Will ‘upfront information’ go from buzzword to conventional practice in the year ahead?
Of the many industry buzzwords, I suspect “upfront information” was up there as one of the most widely used in 2021. Whether a proptech announcing an innovation, or a comment piece stating that upfront information is a way of addressing the unwieldy sales transaction process, this is one topic that is regularly mentioned and that always garners lots of opinions.
Now, with the new “material information rules” initially alluded to in the Levelling Up agenda followed by NTSELAT‘s part A of the details – tenure, council tax band and rate must be included on all property listings – unveiled this week, it’s clear that the government is aiming for mandatory disclosure of material information at the outset of a transaction.
What’s the problem?
A recent Landmark Estate Agency Services survey of agents suggests that 83 per cent expect more upfront due diligence and data insights to help buyers to make better informed decisions and receive fewer surprises later in the legal process. With a reported third of property sales falling through before completion in the final quarter of last year, it’s clear that such insights are necessary. This is a problem in the sales process that certainly needs to be addressed and it’s clear that all parties in a property transaction would benefit from more comprehensive upfront information.
At Sprift, we have been evolving our comprehensive source of data on UK properties for the last six years. We are constantly developing our tech to try and find solutions to improve the sharing of this information, in order to reduce all-important transaction times.

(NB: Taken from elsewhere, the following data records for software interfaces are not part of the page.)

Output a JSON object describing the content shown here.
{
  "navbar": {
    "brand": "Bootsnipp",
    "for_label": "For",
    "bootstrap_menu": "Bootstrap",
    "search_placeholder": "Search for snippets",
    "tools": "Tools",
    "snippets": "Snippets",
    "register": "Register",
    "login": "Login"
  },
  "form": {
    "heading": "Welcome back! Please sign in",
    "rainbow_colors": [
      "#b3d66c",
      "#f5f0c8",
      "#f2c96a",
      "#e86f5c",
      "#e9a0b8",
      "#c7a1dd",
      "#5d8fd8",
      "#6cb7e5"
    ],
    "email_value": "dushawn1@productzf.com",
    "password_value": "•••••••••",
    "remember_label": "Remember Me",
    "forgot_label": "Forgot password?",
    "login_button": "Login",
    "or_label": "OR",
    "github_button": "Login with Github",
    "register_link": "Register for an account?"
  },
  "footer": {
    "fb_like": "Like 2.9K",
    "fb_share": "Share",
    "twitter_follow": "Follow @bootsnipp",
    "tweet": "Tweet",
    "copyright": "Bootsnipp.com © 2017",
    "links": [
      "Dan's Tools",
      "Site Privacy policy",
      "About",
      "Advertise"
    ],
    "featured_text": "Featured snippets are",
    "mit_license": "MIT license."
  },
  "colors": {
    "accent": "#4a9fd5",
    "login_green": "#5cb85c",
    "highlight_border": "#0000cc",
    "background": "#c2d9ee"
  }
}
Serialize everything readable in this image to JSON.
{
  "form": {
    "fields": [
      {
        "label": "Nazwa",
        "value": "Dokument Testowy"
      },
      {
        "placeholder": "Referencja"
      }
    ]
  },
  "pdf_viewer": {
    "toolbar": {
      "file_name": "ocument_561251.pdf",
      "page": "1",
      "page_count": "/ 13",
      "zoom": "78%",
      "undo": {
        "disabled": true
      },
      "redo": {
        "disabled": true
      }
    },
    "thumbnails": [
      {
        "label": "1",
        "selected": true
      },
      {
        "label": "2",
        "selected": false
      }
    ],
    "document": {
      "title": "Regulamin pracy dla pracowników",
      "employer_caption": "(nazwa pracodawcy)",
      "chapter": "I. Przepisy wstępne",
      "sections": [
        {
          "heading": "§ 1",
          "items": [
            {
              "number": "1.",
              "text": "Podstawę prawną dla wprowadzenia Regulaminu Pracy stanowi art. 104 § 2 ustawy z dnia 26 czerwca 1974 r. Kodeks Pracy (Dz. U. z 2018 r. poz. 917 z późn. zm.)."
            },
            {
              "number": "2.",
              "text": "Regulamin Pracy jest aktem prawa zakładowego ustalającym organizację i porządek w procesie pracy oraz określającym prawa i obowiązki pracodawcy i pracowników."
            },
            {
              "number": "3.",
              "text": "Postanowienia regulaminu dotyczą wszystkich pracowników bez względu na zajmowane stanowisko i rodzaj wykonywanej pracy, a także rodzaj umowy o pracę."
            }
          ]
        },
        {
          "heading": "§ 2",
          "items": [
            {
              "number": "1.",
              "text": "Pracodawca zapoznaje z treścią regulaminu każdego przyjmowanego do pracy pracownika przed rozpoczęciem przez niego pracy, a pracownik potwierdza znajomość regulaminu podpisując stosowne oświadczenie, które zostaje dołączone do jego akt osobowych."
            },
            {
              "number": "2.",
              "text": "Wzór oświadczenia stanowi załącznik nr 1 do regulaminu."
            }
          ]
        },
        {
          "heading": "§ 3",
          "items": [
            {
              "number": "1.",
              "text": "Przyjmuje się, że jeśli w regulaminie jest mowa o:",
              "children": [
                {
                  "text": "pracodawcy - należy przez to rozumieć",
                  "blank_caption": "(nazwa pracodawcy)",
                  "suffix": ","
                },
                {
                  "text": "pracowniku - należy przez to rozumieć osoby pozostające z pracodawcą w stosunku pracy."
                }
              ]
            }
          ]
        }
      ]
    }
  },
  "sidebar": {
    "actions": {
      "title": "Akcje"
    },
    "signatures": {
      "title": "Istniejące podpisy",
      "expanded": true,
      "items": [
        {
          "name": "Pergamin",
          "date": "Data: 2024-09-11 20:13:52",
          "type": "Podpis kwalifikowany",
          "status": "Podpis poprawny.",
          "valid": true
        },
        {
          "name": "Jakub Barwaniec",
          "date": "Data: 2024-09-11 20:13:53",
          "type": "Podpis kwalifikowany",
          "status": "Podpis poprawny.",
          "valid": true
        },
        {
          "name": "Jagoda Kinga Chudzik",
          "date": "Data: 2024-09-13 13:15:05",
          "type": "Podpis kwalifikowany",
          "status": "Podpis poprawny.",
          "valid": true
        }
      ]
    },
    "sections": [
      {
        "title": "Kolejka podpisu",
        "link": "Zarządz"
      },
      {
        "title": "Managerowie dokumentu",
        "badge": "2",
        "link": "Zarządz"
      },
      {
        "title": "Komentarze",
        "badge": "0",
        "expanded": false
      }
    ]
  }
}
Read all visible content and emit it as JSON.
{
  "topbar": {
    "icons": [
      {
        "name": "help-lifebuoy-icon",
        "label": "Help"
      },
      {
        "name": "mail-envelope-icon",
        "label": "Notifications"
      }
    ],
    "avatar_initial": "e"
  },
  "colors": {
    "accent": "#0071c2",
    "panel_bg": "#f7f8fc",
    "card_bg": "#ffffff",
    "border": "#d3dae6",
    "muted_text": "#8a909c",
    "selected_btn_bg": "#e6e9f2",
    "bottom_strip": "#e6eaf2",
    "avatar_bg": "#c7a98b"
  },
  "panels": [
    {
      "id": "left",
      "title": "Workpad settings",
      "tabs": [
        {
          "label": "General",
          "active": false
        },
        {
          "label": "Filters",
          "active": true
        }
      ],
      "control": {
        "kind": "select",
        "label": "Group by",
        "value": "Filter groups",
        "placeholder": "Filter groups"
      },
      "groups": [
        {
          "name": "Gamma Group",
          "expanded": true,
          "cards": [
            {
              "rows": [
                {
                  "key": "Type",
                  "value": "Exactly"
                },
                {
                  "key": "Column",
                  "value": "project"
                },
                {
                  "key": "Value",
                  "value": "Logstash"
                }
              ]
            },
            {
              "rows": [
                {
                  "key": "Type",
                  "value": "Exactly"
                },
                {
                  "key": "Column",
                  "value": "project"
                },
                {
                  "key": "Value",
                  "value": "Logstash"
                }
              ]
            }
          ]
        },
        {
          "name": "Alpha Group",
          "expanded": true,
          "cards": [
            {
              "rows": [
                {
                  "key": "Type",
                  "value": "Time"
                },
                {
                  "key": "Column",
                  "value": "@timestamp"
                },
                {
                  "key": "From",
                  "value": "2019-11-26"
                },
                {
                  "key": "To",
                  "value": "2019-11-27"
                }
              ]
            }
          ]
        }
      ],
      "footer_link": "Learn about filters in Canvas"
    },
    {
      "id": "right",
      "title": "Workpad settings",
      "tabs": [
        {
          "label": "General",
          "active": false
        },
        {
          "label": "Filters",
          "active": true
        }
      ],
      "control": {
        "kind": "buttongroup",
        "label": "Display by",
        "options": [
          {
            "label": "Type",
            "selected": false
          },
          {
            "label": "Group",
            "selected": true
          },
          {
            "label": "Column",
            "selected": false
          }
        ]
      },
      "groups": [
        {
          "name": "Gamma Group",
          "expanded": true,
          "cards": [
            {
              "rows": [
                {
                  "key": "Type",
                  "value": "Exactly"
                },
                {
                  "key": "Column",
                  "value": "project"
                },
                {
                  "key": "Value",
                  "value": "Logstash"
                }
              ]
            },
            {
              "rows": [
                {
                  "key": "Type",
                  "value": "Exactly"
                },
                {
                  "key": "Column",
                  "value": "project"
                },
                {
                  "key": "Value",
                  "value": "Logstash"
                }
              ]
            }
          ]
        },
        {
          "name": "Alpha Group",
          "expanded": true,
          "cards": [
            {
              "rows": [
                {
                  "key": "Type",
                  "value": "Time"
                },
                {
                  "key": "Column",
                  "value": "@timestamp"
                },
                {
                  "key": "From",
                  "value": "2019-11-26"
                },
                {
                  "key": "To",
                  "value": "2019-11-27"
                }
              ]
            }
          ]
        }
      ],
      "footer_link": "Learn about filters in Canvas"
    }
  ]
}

Listening to agents and conveyancers has been at the cornerstone of our continual development, in order to address the need for upfront information. As such, our data can be shared instantly to all parties in a property transaction, via our online dashboard, which includes over 100 individual data points for every UK property, including title plans, planning history, EPCs, photos, floorplans, conservation areas and flood risks, as well as the necessary legal/protocol forms.
What is great to see today is that conveyancers are embracing upfront information as part of their digital transformation, in the same way their estate agent peers have over the last few years.
A single source of truth
By allowing property data to be shared with all parties right from the outset, everyone in the process can see the full set of information about a property – providing a trusted single reference of truth from official and trusted sources.
This sharing should be done at property listing stage, rather than waiting until an offer has been agreed between the buyer and seller – and this is where mandatory material information at the outset will help. Sellers should also engage a conveyancer at the time their property goes on the market, so that all the necessary documentation is in place when a sale is agreed and legally prepared. I believe this will speed up transaction times and reduce errors or misunderstandings, thus helping to prevent any issues down the line – saving time and money – and preventing transaction fall throughs.
Crucially, this will only truly be effective when the professionals in the transaction (estate agent, conveyancer and mortgage broker) and the consumer (buyer and seller) have seen and agreed what is being bought or sold at the outset.
The information is there, the challenge now is how this can be evolved and implemented so it becomes standard practice for all parties to share it from the start of the sales process. Certainly, the NTSELAT defining what the material information should be is a good place to start. Perhaps in 2022, the “upfront information” buzzword will finally become standard practice on any property sale as soon as a property hits the market.